### Exercise
In the records below, some lines hold the word "Tell". Copy each of those lines.

Dataset entries:
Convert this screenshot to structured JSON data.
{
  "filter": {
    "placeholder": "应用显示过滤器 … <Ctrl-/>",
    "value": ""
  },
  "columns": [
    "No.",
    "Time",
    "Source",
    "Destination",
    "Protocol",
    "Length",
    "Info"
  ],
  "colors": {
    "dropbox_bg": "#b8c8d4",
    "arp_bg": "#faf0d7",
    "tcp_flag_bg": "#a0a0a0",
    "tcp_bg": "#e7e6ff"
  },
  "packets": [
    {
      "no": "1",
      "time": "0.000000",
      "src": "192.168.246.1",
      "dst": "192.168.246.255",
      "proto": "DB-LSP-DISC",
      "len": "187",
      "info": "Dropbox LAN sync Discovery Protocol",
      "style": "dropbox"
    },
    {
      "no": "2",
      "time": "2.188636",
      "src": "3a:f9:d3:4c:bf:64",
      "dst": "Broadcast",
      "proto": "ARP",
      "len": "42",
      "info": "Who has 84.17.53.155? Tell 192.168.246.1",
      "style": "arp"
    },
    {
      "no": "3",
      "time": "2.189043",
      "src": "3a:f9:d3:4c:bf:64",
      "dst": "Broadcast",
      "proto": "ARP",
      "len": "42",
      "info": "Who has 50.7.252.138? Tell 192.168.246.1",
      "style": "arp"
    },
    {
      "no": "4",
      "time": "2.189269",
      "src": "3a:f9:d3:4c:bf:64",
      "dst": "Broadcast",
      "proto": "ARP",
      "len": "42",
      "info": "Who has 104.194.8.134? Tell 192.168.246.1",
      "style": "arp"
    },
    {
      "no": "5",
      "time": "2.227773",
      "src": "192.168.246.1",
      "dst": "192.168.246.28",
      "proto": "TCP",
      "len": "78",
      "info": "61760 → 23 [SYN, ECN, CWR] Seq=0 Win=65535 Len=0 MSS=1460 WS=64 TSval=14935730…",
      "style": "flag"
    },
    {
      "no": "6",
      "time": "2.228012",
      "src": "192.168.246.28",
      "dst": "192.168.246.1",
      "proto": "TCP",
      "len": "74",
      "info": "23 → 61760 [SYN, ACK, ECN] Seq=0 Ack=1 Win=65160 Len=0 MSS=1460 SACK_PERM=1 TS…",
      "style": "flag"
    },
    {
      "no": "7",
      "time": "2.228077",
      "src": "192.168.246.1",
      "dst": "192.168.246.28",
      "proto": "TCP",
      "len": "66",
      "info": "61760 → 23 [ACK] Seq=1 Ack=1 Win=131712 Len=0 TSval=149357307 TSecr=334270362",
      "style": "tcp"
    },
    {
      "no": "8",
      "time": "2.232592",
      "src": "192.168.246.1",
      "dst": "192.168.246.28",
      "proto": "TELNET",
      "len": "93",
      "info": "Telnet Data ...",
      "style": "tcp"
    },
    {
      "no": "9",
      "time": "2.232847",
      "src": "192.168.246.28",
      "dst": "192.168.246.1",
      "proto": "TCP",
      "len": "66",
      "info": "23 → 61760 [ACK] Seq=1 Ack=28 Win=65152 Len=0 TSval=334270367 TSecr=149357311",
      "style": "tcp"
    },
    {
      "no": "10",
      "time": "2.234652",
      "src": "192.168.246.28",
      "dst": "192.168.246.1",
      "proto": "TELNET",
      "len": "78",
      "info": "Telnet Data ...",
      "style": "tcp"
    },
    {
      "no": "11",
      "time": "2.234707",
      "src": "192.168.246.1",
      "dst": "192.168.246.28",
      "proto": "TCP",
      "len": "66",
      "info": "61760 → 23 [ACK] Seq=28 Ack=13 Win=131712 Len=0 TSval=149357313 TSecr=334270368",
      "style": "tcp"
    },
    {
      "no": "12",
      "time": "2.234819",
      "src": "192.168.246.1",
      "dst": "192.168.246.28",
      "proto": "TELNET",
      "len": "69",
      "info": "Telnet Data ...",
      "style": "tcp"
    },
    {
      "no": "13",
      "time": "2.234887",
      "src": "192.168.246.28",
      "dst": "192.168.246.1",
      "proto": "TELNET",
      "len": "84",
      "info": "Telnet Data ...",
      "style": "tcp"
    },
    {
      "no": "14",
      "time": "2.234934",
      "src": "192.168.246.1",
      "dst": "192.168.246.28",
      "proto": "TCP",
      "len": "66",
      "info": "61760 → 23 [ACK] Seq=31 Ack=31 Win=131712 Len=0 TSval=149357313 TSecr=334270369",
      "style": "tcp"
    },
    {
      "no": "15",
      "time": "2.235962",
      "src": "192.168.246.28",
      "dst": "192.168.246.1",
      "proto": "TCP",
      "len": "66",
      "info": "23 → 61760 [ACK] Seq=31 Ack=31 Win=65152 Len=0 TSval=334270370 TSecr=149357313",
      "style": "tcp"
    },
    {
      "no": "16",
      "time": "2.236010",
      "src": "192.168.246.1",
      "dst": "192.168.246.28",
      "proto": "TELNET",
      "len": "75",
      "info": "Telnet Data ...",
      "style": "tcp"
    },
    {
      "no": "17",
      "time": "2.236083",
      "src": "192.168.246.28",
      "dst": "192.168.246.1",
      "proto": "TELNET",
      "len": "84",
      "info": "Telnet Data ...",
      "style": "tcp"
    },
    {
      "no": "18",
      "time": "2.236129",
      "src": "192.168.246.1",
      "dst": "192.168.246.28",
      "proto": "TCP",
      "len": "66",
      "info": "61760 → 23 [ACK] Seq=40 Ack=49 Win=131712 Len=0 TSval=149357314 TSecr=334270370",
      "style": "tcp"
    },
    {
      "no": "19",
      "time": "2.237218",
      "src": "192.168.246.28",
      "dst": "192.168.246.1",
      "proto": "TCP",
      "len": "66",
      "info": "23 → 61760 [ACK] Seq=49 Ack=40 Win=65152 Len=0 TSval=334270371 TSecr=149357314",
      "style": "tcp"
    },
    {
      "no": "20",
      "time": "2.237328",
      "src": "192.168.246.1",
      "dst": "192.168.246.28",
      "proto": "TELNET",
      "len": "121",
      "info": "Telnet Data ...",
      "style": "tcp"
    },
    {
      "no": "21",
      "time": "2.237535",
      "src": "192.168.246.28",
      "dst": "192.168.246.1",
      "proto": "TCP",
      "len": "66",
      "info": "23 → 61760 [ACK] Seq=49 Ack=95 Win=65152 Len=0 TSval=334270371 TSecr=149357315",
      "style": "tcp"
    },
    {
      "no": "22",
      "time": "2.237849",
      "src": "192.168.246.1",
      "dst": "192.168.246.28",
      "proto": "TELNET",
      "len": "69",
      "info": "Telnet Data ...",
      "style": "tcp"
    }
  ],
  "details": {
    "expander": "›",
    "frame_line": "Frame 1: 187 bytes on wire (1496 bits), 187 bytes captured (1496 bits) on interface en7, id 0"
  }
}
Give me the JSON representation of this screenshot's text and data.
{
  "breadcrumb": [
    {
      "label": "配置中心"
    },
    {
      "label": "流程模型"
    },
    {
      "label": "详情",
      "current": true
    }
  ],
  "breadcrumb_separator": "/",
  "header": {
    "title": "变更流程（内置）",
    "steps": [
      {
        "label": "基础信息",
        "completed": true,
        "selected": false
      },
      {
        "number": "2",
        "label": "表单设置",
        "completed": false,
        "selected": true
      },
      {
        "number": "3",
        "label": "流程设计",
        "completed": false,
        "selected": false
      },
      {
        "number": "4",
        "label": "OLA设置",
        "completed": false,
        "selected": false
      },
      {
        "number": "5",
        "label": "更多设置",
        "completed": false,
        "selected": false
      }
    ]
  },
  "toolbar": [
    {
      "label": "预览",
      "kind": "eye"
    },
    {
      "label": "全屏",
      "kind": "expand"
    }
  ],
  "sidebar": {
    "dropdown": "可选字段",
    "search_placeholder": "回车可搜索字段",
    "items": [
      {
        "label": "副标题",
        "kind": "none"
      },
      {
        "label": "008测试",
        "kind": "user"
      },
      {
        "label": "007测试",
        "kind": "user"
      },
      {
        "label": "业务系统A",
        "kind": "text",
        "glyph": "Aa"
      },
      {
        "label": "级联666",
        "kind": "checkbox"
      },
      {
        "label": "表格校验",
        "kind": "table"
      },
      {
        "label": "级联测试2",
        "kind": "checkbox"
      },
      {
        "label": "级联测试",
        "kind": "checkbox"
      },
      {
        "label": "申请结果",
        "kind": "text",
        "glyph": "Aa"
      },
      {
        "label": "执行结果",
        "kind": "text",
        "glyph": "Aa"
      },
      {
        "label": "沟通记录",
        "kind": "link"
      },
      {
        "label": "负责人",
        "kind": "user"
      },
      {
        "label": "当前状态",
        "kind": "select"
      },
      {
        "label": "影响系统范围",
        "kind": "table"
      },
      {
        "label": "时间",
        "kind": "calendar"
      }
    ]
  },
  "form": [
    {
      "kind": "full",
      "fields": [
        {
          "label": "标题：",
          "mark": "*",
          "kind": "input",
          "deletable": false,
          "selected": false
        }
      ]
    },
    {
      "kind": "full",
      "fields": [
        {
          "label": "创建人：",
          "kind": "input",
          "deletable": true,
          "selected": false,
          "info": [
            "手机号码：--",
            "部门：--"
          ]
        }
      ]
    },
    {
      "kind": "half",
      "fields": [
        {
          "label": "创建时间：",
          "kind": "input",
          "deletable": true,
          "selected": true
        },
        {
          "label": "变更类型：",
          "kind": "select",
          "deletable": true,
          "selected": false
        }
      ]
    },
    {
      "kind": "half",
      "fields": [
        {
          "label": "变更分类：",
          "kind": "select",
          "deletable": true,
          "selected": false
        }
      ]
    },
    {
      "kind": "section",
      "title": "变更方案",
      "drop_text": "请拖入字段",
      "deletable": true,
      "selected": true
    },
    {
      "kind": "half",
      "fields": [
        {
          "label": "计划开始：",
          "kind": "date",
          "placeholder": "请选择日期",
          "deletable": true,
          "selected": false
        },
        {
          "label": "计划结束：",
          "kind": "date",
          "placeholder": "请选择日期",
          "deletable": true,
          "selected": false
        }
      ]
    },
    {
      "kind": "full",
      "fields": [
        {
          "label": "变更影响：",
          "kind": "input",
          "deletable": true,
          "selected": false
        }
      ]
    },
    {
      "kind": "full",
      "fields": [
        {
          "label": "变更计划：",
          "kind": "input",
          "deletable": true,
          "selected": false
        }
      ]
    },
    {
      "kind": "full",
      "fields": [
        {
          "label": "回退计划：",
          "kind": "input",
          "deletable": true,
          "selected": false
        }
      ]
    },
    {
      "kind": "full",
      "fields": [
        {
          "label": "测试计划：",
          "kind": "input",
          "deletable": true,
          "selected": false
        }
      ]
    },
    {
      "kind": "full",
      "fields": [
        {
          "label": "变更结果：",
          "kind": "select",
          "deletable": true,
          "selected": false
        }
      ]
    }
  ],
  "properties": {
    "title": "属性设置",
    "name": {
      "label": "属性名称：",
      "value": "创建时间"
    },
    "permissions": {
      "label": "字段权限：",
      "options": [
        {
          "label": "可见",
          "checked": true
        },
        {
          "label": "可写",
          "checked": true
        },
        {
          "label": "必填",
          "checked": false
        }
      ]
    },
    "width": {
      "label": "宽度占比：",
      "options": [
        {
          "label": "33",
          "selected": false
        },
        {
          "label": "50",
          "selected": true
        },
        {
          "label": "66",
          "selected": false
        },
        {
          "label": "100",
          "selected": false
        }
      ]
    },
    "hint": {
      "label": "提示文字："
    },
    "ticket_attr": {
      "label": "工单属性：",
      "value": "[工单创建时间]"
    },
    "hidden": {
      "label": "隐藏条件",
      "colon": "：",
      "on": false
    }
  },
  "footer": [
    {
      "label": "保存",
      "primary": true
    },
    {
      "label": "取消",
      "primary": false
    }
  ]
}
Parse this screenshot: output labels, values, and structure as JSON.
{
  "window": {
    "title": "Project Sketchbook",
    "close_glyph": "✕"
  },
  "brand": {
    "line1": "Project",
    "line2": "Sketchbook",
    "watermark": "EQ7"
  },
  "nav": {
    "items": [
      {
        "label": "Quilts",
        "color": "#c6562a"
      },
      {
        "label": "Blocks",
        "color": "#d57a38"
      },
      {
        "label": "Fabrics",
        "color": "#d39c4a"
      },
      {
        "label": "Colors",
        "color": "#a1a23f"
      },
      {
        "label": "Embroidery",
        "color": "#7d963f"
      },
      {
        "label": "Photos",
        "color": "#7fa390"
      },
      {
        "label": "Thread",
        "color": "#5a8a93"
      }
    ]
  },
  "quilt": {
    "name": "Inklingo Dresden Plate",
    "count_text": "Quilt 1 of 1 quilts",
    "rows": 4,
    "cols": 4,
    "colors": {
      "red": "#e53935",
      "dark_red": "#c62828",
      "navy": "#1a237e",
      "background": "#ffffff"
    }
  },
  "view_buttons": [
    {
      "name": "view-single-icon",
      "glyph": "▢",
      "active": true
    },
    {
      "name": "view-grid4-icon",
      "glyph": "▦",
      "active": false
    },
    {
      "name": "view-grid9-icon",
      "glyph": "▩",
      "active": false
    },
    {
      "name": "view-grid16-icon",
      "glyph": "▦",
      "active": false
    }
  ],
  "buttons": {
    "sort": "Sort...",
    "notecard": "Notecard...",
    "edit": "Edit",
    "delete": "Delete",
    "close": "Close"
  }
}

### Reply to the task
      "info": "Who has 84.17.53.155? Tell 192.168.246.1",
      "info": "Who has 50.7.252.138? Tell 192.168.246.1",
      "info": "Who has 104.194.8.134? Tell 192.168.246.1",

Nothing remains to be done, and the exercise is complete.